REQUIRED ACTION -
Once the data has been read, return all of it precisely as written.

[Web page and app entries]
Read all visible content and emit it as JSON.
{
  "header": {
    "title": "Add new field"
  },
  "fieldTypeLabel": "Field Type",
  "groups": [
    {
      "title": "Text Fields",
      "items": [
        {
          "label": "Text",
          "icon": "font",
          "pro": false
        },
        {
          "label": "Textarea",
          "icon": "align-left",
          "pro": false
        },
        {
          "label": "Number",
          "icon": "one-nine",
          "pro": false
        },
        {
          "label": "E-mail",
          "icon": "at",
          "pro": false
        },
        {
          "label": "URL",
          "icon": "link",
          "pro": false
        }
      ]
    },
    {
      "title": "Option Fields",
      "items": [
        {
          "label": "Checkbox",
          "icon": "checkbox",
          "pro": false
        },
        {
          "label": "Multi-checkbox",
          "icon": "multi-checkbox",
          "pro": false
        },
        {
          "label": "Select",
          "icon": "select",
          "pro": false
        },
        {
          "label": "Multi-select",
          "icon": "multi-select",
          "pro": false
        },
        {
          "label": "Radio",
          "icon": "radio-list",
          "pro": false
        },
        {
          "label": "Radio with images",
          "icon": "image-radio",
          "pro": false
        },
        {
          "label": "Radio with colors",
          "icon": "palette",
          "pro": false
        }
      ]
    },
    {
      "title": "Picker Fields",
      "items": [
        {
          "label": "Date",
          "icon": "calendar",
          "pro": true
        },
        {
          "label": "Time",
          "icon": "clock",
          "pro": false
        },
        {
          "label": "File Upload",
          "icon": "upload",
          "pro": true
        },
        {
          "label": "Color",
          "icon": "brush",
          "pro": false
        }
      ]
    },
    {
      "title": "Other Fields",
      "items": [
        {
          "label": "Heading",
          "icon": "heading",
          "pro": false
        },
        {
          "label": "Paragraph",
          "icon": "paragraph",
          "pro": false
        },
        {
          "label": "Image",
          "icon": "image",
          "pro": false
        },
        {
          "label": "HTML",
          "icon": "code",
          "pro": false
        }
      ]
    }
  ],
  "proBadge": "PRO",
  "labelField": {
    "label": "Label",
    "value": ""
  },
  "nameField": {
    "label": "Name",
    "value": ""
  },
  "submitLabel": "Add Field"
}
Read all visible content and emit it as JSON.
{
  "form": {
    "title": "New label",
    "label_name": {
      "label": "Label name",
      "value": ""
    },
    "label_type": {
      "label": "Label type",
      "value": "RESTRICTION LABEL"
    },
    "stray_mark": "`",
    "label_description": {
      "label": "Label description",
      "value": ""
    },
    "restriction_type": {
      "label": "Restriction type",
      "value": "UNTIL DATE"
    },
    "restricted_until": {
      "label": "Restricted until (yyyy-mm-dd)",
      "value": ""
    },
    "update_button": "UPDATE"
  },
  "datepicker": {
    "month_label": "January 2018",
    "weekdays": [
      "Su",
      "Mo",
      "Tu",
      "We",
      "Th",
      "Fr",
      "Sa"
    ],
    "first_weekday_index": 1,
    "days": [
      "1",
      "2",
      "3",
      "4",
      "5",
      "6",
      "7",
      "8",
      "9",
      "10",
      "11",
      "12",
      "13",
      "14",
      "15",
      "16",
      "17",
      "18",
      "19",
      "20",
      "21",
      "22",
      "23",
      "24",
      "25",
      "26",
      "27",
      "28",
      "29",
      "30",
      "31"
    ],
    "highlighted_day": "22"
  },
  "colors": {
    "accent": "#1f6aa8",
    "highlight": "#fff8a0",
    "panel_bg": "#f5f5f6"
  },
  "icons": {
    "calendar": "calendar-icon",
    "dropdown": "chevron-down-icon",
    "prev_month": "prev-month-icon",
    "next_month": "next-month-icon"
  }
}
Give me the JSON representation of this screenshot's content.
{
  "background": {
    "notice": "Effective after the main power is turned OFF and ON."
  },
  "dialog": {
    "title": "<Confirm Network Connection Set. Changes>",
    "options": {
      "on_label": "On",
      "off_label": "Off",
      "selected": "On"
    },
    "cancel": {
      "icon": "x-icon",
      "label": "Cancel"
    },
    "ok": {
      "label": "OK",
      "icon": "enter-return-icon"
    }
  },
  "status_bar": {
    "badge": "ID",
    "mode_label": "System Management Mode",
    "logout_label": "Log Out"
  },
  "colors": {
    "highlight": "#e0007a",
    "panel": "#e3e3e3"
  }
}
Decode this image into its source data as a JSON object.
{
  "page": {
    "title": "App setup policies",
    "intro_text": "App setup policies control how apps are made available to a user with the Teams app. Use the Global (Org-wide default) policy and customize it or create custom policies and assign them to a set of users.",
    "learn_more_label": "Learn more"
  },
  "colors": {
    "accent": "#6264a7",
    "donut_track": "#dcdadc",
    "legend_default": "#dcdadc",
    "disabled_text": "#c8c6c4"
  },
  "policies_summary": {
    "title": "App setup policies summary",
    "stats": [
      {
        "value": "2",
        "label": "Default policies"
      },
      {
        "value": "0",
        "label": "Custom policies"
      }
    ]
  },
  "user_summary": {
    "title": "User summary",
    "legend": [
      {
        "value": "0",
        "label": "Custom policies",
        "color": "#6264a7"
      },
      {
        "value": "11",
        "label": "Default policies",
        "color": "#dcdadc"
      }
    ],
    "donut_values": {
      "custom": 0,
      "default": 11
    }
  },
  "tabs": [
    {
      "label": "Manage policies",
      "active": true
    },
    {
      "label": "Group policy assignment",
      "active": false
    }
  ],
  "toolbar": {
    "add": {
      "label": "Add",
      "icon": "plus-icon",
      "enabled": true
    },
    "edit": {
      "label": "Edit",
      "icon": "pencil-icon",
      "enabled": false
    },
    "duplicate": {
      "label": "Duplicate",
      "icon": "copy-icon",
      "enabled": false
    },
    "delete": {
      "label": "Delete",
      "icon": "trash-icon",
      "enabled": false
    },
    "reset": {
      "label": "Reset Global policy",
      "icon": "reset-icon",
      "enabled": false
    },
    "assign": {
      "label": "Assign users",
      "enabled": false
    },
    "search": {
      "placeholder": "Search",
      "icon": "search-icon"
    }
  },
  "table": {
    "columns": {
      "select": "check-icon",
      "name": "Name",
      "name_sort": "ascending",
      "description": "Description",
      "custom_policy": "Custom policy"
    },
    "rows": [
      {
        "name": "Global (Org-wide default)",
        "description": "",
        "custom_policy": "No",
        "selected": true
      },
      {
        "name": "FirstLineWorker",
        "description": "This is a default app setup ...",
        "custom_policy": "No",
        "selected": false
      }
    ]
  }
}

EXPECTED OUTPUT -
Read all visible content and emit it as JSON.
{
  "header": {
    "title": "Add new field"
  },
  "fieldTypeLabel": "Field Type",
  "groups": [
    {
      "title": "Text Fields",
      "items": [
        {
          "label": "Text",
          "icon": "font",
          "pro": false
        },
        {
          "label": "Textarea",
          "icon": "align-left",
          "pro": false
        },
        {
          "label": "Number",
          "icon": "one-nine",
          "pro": false
        },
        {
          "label": "E-mail",
          "icon": "at",
          "pro": false
        },
        {
          "label": "URL",
          "icon": "link",
          "pro": false
        }
      ]
    },
    {
      "title": "Option Fields",
      "items": [
        {
          "label": "Checkbox",
          "icon": "checkbox",
          "pro": false
        },
        {
          "label": "Multi-checkbox",
          "icon": "multi-checkbox",
          "pro": false
        },
        {
          "label": "Select",
          "icon": "select",
          "pro": false
        },
        {
          "label": "Multi-select",
          "icon": "multi-select",
          "pro": false
        },
        {
          "label": "Radio",
          "icon": "radio-list",
          "pro": false
        },
        {
          "label": "Radio with images",
          "icon": "image-radio",
          "pro": false
        },
        {
          "label": "Radio with colors",
          "icon": "palette",
          "pro": false
        }
      ]
    },
    {
      "title": "Picker Fields",
      "items": [
        {
          "label": "Date",
          "icon": "calendar",
          "pro": true
        },
        {
          "label": "Time",
          "icon": "clock",
          "pro": false
        },
        {
          "label": "File Upload",
          "icon": "upload",
          "pro": true
        },
        {
          "label": "Color",
          "icon": "brush",
          "pro": false
        }
      ]
    },
    {
      "title": "Other Fields",
      "items": [
        {
          "label": "Heading",
          "icon": "heading",
          "pro": false
        },
        {
          "label": "Paragraph",
          "icon": "paragraph",
          "pro": false
        },
        {
          "label": "Image",
          "icon": "image",
          "pro": false
        },
        {
          "label": "HTML",
          "icon": "code",
          "pro": false
        }
      ]
    }
  ],
  "proBadge": "PRO",
  "labelField": {
    "label": "Label",
    "value": ""
  },
  "nameField": {
    "label": "Name",
    "value": ""
  },
  "submitLabel": "Add Field"
}
Read all visible content and emit it as JSON.
{
  "form": {
    "title": "New label",
    "label_name": {
      "label": "Label name",
      "value": ""
    },
    "label_type": {
      "label": "Label type",
      "value": "RESTRICTION LABEL"
    },
    "stray_mark": "`",
    "label_description": {
      "label": "Label description",
      "value": ""
    },
    "restriction_type": {
      "label": "Restriction type",
      "value": "UNTIL DATE"
    },
    "restricted_until": {
      "label": "Restricted until (yyyy-mm-dd)",
      "value": ""
    },
    "update_button": "UPDATE"
  },
  "datepicker": {
    "month_label": "January 2018",
    "weekdays": [
      "Su",
      "Mo",
      "Tu",
      "We",
      "Th",
      "Fr",
      "Sa"
    ],
    "first_weekday_index": 1,
    "days": [
      "1",
      "2",
      "3",
      "4",
      "5",
      "6",
      "7",
      "8",
      "9",
      "10",
      "11",
      "12",
      "13",
      "14",
      "15",
      "16",
      "17",
      "18",
      "19",
      "20",
      "21",
      "22",
      "23",
      "24",
      "25",
      "26",
      "27",
      "28",
      "29",
      "30",
      "31"
    ],
    "highlighted_day": "22"
  },
  "colors": {
    "accent": "#1f6aa8",
    "highlight": "#fff8a0",
    "panel_bg": "#f5f5f6"
  },
  "icons": {
    "calendar": "calendar-icon",
    "dropdown": "chevron-down-icon",
    "prev_month": "prev-month-icon",
    "next_month": "next-month-icon"
  }
}
Give me the JSON representation of this screenshot's content.
{
  "background": {
    "notice": "Effective after the main power is turned OFF and ON."
  },
  "dialog": {
    "title": "<Confirm Network Connection Set. Changes>",
    "options": {
      "on_label": "On",
      "off_label": "Off",
      "selected": "On"
    },
    "cancel": {
      "icon": "x-icon",
      "label": "Cancel"
    },
    "ok": {
      "label": "OK",
      "icon": "enter-return-icon"
    }
  },
  "status_bar": {
    "badge": "ID",
    "mode_label": "System Management Mode",
    "logout_label": "Log Out"
  },
  "colors": {
    "highlight": "#e0007a",
    "panel": "#e3e3e3"
  }
}
Decode this image into its source data as a JSON object.
{
  "page": {
    "title": "App setup policies",
    "intro_text": "App setup policies control how apps are made available to a user with the Teams app. Use the Global (Org-wide default) policy and customize it or create custom policies and assign them to a set of users.",
    "learn_more_label": "Learn more"
  },
  "colors": {
    "accent": "#6264a7",
    "donut_track": "#dcdadc",
    "legend_default": "#dcdadc",
    "disabled_text": "#c8c6c4"
  },
  "policies_summary": {
    "title": "App setup policies summary",
    "stats": [
      {
        "value": "2",
        "label": "Default policies"
      },
      {
        "value": "0",
        "label": "Custom policies"
      }
    ]
  },
  "user_summary": {
    "title": "User summary",
    "legend": [
      {
        "value": "0",
        "label": "Custom policies",
        "color": "#6264a7"
      },
      {
        "value": "11",
        "label": "Default policies",
        "color": "#dcdadc"
      }
    ],
    "donut_values": {
      "custom": 0,
      "default": 11
    }
  },
  "tabs": [
    {
      "label": "Manage policies",
      "active": true
    },
    {
      "label": "Group policy assignment",
      "active": false
    }
  ],
  "toolbar": {
    "add": {
      "label": "Add",
      "icon": "plus-icon",
      "enabled": true
    },
    "edit": {
      "label": "Edit",
      "icon": "pencil-icon",
      "enabled": false
    },
    "duplicate": {
      "label": "Duplicate",
      "icon": "copy-icon",
      "enabled": false
    },
    "delete": {
      "label": "Delete",
      "icon": "trash-icon",
      "enabled": false
    },
    "reset": {
      "label": "Reset Global policy",
      "icon": "reset-icon",
      "enabled": false
    },
    "assign": {
      "label": "Assign users",
      "enabled": false
    },
    "search": {
      "placeholder": "Search",
      "icon": "search-icon"
    }
  },
  "table": {
    "columns": {
      "select": "check-icon",
      "name": "Name",
      "name_sort": "ascending",
      "description": "Description",
      "custom_policy": "Custom policy"
    },
    "rows": [
      {
        "name": "Global (Org-wide default)",
        "description": "",
        "custom_policy": "No",
        "selected": true
      },
      {
        "name": "FirstLineWorker",
        "description": "This is a default app setup ...",
        "custom_policy": "No",
        "selected": false
      }
    ]
  }
}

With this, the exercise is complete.